A lot has changed since Donald Byrd performed “The Minstrel Show Revisited” in 2014. Even more since he first opened it in 1991. And yet the dialogue he hopes to inspire is still sorely needed. Even if it gets uncomfortable.
“The experience may upset them. A ticket to this show is a ticket to feeling uncomfortable,” Byrd said. “I’m even uncomfortable, and I’m in it. I know it and there’s times I feel uncomfortable. But I believe the only way we can work through this issue and other issues like racism is that we have to allow ourselves to feel and acknowledge that we feel uncomfortable. Avoiding it does not solve the problem.”
The Bessie Award winning production has always aimed to ignite that dialogue by evoking the art of a minstrel show. Popularized in the 19th century, minstrel shows were built on invoking and reinforcing racial stereotypes; typically featuring songs and jokes by white people in blackface. In “The Minstrel Show Revisited” the blackface and the jokes are still there. But that dialogue is coming from a different place: People of color.
By flipping the script of the traditional minstrel show stereotypes, Byrd is able to interrogate the conventional narrative around racial identities. It’s a journey everyone in the theater goes on together — including the ensemble of razor-sharp dancers.
“The white dancers need to deal with whatever guilt they’ve inherited. And black people need an opportunity to work through some of the anger they have, some of the persistence of the stereotypes,” Byrd said.
“In the past two years there’s been a tremendous amount of those kinds of deaths. Part of the preparation is that we talk about that; understanding that it’s important to do the show and able to deliver to an audience—that the idea of doing something like this is difficult for an audience...with the dancers, they have to go through that. Just like how in order to be a shrink, you have to be shrunk. In order to be a performer, you have to go through all that.”
He wasn’t always as empathetic to viewers’ reactions. When he first put on the show in 1989 as a reaction to the death of Yusef Hawkins — a black teenager killed by a mob of white youths in New York that year — Byrd didn’t claim any responsibility for audiences’ feelings as they were walking out of the theater. But as he’s grown over the years, so has the production.
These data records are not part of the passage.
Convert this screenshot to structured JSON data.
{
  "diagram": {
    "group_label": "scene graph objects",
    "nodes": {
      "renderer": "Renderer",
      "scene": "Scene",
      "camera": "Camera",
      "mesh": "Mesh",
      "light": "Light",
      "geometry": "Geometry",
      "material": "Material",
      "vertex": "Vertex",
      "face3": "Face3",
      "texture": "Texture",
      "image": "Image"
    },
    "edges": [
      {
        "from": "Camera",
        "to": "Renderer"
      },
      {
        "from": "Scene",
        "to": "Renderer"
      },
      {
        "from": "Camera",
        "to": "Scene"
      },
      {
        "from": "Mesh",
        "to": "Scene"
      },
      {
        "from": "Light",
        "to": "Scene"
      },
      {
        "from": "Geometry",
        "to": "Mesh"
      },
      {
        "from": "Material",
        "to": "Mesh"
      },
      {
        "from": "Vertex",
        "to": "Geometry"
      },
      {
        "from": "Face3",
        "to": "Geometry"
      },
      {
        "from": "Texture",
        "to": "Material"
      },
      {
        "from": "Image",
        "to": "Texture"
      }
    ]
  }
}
“I was younger; I very intent on making a point and it didn’t matter to me so much how people responded to it. If they were upset so be it,” said Byrd, who’s been working as a choreographer for decades. “[Now,] the outcome of I want from an audience is completely different than when ‘The Minstrel Show’ was originally made. In the version now, it creates an opportunity for people to move beyond the kind of historical, knee-jerk responses that they have around issues of race.”
It’s a complex discussion already, let alone translating those raw and fraught conversations into dance. But Byrd isn’t worried about audiences losing the thread.
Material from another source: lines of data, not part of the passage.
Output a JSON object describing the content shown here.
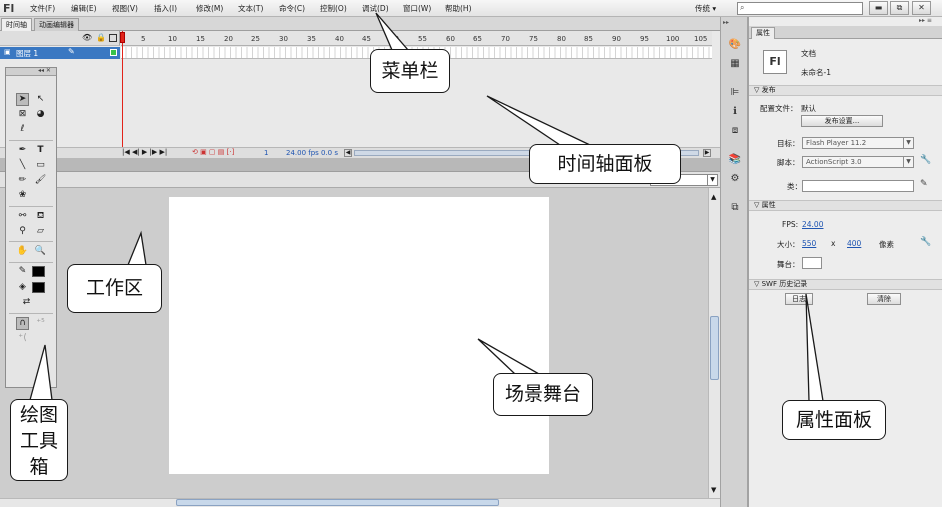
{
  "app": {
    "logo": "Fl"
  },
  "menubar": {
    "items": [
      "文件(F)",
      "编辑(E)",
      "视图(V)",
      "插入(I)",
      "修改(M)",
      "文本(T)",
      "命令(C)",
      "控制(O)",
      "调试(D)",
      "窗口(W)",
      "帮助(H)"
    ],
    "workspace": "传统 ▾",
    "search_icon": "search-icon",
    "window_buttons": [
      "▬",
      "⧉",
      "✕"
    ]
  },
  "timeline": {
    "tabs": [
      "时间轴",
      "动画编辑器"
    ],
    "layer_name": "图层 1",
    "ruler_ticks": [
      "5",
      "10",
      "15",
      "20",
      "25",
      "30",
      "35",
      "40",
      "45",
      "50",
      "55",
      "60",
      "65",
      "70",
      "75",
      "80",
      "85",
      "90",
      "95",
      "100",
      "105"
    ],
    "current_frame": "1",
    "fps": "24.00 fps",
    "time": "0.0 s"
  },
  "properties": {
    "tab": "属性",
    "doc_icon": "Fl",
    "doc_type": "文档",
    "doc_name": "未命名-1",
    "publish": {
      "header": "发布",
      "profile_label": "配置文件：",
      "profile_value": "默认",
      "settings_button": "发布设置..."
    },
    "target_label": "目标：",
    "target_value": "Flash Player 11.2",
    "script_label": "脚本：",
    "script_value": "ActionScript 3.0",
    "class_label": "类：",
    "props_header": "属性",
    "fps_label": "FPS:",
    "fps_value": "24.00",
    "size_label": "大小：",
    "width_value": "550",
    "times": "x",
    "height_value": "400",
    "unit": "像素",
    "stage_label": "舞台：",
    "stage_color": "#ffffff",
    "swf_header": "SWF 历史记录",
    "log_button": "日志",
    "clear_button": "清除"
  },
  "callouts": {
    "menubar": "菜单栏",
    "timeline": "时间轴面板",
    "workarea": "工作区",
    "stage": "场景舞台",
    "tools": [
      "绘图",
      "工具",
      "箱"
    ],
    "properties": "属性面板"
  },
  "colors": {
    "playhead": "#e2231a",
    "layer_selected": "#3a78c2",
    "link_blue": "#1f55b2"
  }
}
What audiences will see at this weekend’s performance of “The Minstrel Show Revisited” all that behind the scenes dialogue will be translated into a dance performance that draws from sources across centuries. Perhaps most prominently audiences can expect vaudeville style dancing, a la the Scarecrow in “The Wizard of Oz,” but they’ll also see country, ballet, and other historical dance types, all mixed into a blender and poured on stage. The theatrical dancing will seem very familiar to audiences, meaning that while they may not trace all the “vocabulary of dance” audiences can understand the feelings.
But it’s not just a ticket to a guilt trip. It’s a tough subject, no doubt, but as the culmination of the Spectrum Dance Theater’s 2015/2016 season #RACEish, Byrd says the show is a logical end point for a series, and hopefully the start of a bigger dialogue.
“Racism persists. The culmination of the season is that we return to something that’s at the beginning to put the punctuation on it,” said Byrd, who’s served as artistic director of Spectrum since late 2002. “In some ways I want to say leave your guilt at the door; it’s not useful, it doesn’t solve the problem. It immobilizes you. Makes it impossible to do something, because you feel obligated to do it. I want audiences to be empowered to do something.”
“The Minstrel Show Revisited” plays June 16-18 at the Cornish Playhouse at 7:30 p.m., and June 19 at 2 p.m. For more information, visit www.spectrumdance.org.